The most effective solution is connecting your enterprise GIS to a pipeline inspection app that fully manages all of the related reference files, while the inspection data is kept in a different database but is linked with the software. The application will provide the necessary tools required for management and archiving without burdening the geodatabase with the pipeline inspection data. Using separate databases for inspection and GIS data allows the inspection software to use a single callout from your Esri application.
The following are some of the data sharing options that you can implement:
- Using the pipeline inspection app allows you to group pipes by asset, inspection, or observation details and visualize this information on a map. With subgrouping on any data field—such as overall or observation pipe ranking, automated color coding for unlimited grouping, and linear plot tools to visualize actual defects via color coding on the map—you have all associated details for planning and prioritizing operations and maintenance or structural repairs. Plus these tools are easy for any operator, supervisor, or engineer to use and do not require setup by a GIS professional.
- Setting up an app to launch from your enterprise GIS for creating full condition assessment and sharing inspection details is recommended. You can easily send a hyperlink to access comprehensive inspection detail via such an app. From enterprise GIS, you could send attribute details or hyperlinks.
- Deploying bid packages for contractors, engineering packages, and more, via an app like this is by far simpler than pushing info out of a geodatabase and trying to reconnect associated files and pieces for sharing.
Using a native pipeline inspection app provides the best practice for analyzing, reporting, reviewing, and sharing inspection information. Storing pipeline inspection information separately from the geodatabase will ensure that data can be easily managed while producing results that are more successful in the long run.
GIS has become a crucial part of pipeline monitoring and maintenance. The advancement in pipeline inspection techniques and the addition of new multisensor technology have increased the detail and complexity of the data that is collected. Typically, most companies want to put all the pipeline inspection data with the GIS data into one geodatabase. Unfortunately, this can lead to complications and mismanagement in the long term due to the multiple tiers of inspection data and associated files related to inspections. Pipeline inspection data requires different methods for storing and curating it. ITpipes suggests that instead of using the rudimentary approach highlighted, companies create a separate database for storing all the data on pipeline inspections.
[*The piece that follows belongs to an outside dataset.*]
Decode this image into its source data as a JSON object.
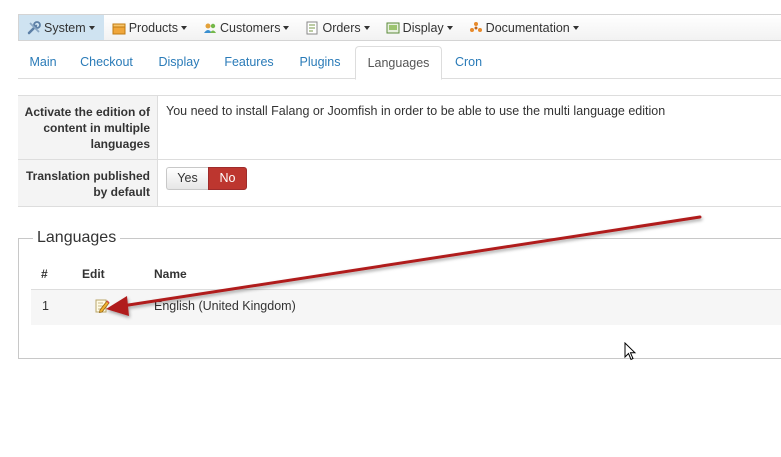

The software will be able to link the data from the two systems, update enterprise GIS attributes of the desired data, and provide management tools for associated inspection files and imagery. Keeping the databases separate, yet integrating specific overall pipe inspection attributes, ensures that the data stored in the EGDB does not get complicated or convoluted with the minutiae of pipe inspections. This helps reduce management efforts further down the road, keeps your data up-to-date, and provides easily accessible real-time analysis to all users.